[[ Material for this exercise, beginning ]]
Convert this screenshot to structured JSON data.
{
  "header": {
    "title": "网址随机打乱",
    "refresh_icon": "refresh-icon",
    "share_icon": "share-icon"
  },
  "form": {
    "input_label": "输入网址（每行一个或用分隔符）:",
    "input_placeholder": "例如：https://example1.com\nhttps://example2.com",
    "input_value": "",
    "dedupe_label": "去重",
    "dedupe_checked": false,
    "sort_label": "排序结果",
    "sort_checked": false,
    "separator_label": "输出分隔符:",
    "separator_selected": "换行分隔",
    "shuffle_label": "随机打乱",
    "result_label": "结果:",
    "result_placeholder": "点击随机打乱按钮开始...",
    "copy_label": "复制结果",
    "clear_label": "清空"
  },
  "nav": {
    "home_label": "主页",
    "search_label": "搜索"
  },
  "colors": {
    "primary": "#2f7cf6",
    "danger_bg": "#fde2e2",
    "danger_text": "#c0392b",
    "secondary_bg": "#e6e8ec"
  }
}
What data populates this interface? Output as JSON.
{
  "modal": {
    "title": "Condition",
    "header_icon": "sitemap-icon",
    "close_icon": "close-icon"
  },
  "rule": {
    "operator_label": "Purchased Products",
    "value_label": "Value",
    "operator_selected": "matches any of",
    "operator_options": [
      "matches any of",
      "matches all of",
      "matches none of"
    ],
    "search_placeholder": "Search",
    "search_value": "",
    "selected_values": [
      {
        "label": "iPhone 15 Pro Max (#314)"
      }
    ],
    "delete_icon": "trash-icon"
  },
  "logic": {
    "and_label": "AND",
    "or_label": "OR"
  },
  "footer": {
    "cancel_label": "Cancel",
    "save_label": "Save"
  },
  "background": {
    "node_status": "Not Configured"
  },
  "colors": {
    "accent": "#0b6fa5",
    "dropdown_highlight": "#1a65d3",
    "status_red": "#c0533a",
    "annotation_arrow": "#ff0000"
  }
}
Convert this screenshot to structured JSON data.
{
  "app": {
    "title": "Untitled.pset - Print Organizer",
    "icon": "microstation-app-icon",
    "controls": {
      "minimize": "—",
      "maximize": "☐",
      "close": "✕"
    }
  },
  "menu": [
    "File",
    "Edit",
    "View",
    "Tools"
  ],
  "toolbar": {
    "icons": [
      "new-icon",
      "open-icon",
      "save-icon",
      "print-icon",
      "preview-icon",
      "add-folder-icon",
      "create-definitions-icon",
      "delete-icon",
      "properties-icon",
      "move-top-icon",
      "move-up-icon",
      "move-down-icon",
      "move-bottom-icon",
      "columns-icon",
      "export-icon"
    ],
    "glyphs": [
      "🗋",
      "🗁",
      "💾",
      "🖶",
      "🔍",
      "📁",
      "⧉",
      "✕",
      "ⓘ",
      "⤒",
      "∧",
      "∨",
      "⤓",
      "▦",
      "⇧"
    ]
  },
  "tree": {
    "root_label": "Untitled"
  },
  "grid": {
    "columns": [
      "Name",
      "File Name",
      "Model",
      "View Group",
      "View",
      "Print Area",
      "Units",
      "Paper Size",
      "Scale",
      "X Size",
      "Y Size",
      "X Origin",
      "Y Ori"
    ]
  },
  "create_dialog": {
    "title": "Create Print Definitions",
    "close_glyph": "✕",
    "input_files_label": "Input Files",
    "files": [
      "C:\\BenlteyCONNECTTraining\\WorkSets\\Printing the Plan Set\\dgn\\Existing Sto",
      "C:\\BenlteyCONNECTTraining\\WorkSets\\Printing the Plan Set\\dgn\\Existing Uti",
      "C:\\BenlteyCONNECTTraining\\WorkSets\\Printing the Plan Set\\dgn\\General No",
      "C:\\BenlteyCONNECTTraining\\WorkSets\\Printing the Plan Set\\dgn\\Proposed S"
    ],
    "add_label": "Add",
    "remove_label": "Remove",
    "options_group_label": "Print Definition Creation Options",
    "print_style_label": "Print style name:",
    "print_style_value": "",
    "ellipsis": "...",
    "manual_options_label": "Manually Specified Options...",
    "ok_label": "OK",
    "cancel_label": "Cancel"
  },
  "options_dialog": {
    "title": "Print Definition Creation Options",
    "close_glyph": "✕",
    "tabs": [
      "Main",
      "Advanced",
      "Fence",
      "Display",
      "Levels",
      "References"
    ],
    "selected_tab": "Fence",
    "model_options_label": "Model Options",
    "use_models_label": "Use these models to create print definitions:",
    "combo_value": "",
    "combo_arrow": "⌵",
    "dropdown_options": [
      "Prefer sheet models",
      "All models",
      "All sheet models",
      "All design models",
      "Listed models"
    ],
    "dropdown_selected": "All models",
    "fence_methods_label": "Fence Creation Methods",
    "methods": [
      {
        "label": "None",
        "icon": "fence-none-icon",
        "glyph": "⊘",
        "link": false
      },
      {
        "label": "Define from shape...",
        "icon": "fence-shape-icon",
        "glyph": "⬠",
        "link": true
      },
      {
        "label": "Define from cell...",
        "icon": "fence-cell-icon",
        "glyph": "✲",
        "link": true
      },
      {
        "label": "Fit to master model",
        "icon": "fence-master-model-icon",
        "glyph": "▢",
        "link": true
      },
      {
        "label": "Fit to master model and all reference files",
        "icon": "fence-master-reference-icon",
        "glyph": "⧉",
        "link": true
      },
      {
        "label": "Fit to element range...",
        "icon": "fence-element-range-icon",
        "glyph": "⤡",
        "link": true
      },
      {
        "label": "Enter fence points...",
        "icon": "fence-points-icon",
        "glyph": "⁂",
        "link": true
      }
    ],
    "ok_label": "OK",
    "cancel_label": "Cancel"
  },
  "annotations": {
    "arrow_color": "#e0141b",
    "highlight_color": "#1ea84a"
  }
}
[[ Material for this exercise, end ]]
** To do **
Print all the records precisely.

** Answer **
Convert this screenshot to structured JSON data.
{
  "header": {
    "title": "网址随机打乱",
    "refresh_icon": "refresh-icon",
    "share_icon": "share-icon"
  },
  "form": {
    "input_label": "输入网址（每行一个或用分隔符）:",
    "input_placeholder": "例如：https://example1.com\nhttps://example2.com",
    "input_value": "",
    "dedupe_label": "去重",
    "dedupe_checked": false,
    "sort_label": "排序结果",
    "sort_checked": false,
    "separator_label": "输出分隔符:",
    "separator_selected": "换行分隔",
    "shuffle_label": "随机打乱",
    "result_label": "结果:",
    "result_placeholder": "点击随机打乱按钮开始...",
    "copy_label": "复制结果",
    "clear_label": "清空"
  },
  "nav": {
    "home_label": "主页",
    "search_label": "搜索"
  },
  "colors": {
    "primary": "#2f7cf6",
    "danger_bg": "#fde2e2",
    "danger_text": "#c0392b",
    "secondary_bg": "#e6e8ec"
  }
}
What data populates this interface? Output as JSON.
{
  "modal": {
    "title": "Condition",
    "header_icon": "sitemap-icon",
    "close_icon": "close-icon"
  },
  "rule": {
    "operator_label": "Purchased Products",
    "value_label": "Value",
    "operator_selected": "matches any of",
    "operator_options": [
      "matches any of",
      "matches all of",
      "matches none of"
    ],
    "search_placeholder": "Search",
    "search_value": "",
    "selected_values": [
      {
        "label": "iPhone 15 Pro Max (#314)"
      }
    ],
    "delete_icon": "trash-icon"
  },
  "logic": {
    "and_label": "AND",
    "or_label": "OR"
  },
  "footer": {
    "cancel_label": "Cancel",
    "save_label": "Save"
  },
  "background": {
    "node_status": "Not Configured"
  },
  "colors": {
    "accent": "#0b6fa5",
    "dropdown_highlight": "#1a65d3",
    "status_red": "#c0533a",
    "annotation_arrow": "#ff0000"
  }
}
Convert this screenshot to structured JSON data.
{
  "app": {
    "title": "Untitled.pset - Print Organizer",
    "icon": "microstation-app-icon",
    "controls": {
      "minimize": "—",
      "maximize": "☐",
      "close": "✕"
    }
  },
  "menu": [
    "File",
    "Edit",
    "View",
    "Tools"
  ],
  "toolbar": {
    "icons": [
      "new-icon",
      "open-icon",
      "save-icon",
      "print-icon",
      "preview-icon",
      "add-folder-icon",
      "create-definitions-icon",
      "delete-icon",
      "properties-icon",
      "move-top-icon",
      "move-up-icon",
      "move-down-icon",
      "move-bottom-icon",
      "columns-icon",
      "export-icon"
    ],
    "glyphs": [
      "🗋",
      "🗁",
      "💾",
      "🖶",
      "🔍",
      "📁",
      "⧉",
      "✕",
      "ⓘ",
      "⤒",
      "∧",
      "∨",
      "⤓",
      "▦",
      "⇧"
    ]
  },
  "tree": {
    "root_label": "Untitled"
  },
  "grid": {
    "columns": [
      "Name",
      "File Name",
      "Model",
      "View Group",
      "View",
      "Print Area",
      "Units",
      "Paper Size",
      "Scale",
      "X Size",
      "Y Size",
      "X Origin",
      "Y Ori"
    ]
  },
  "create_dialog": {
    "title": "Create Print Definitions",
    "close_glyph": "✕",
    "input_files_label": "Input Files",
    "files": [
      "C:\\BenlteyCONNECTTraining\\WorkSets\\Printing the Plan Set\\dgn\\Existing Sto",
      "C:\\BenlteyCONNECTTraining\\WorkSets\\Printing the Plan Set\\dgn\\Existing Uti",
      "C:\\BenlteyCONNECTTraining\\WorkSets\\Printing the Plan Set\\dgn\\General No",
      "C:\\BenlteyCONNECTTraining\\WorkSets\\Printing the Plan Set\\dgn\\Proposed S"
    ],
    "add_label": "Add",
    "remove_label": "Remove",
    "options_group_label": "Print Definition Creation Options",
    "print_style_label": "Print style name:",
    "print_style_value": "",
    "ellipsis": "...",
    "manual_options_label": "Manually Specified Options...",
    "ok_label": "OK",
    "cancel_label": "Cancel"
  },
  "options_dialog": {
    "title": "Print Definition Creation Options",
    "close_glyph": "✕",
    "tabs": [
      "Main",
      "Advanced",
      "Fence",
      "Display",
      "Levels",
      "References"
    ],
    "selected_tab": "Fence",
    "model_options_label": "Model Options",
    "use_models_label": "Use these models to create print definitions:",
    "combo_value": "",
    "combo_arrow": "⌵",
    "dropdown_options": [
      "Prefer sheet models",
      "All models",
      "All sheet models",
      "All design models",
      "Listed models"
    ],
    "dropdown_selected": "All models",
    "fence_methods_label": "Fence Creation Methods",
    "methods": [
      {
        "label": "None",
        "icon": "fence-none-icon",
        "glyph": "⊘",
        "link": false
      },
      {
        "label": "Define from shape...",
        "icon": "fence-shape-icon",
        "glyph": "⬠",
        "link": true
      },
      {
        "label": "Define from cell...",
        "icon": "fence-cell-icon",
        "glyph": "✲",
        "link": true
      },
      {
        "label": "Fit to master model",
        "icon": "fence-master-model-icon",
        "glyph": "▢",
        "link": true
      },
      {
        "label": "Fit to master model and all reference files",
        "icon": "fence-master-reference-icon",
        "glyph": "⧉",
        "link": true
      },
      {
        "label": "Fit to element range...",
        "icon": "fence-element-range-icon",
        "glyph": "⤡",
        "link": true
      },
      {
        "label": "Enter fence points...",
        "icon": "fence-points-icon",
        "glyph": "⁂",
        "link": true
      }
    ],
    "ok_label": "OK",
    "cancel_label": "Cancel"
  },
  "annotations": {
    "arrow_color": "#e0141b",
    "highlight_color": "#1ea84a"
  }
}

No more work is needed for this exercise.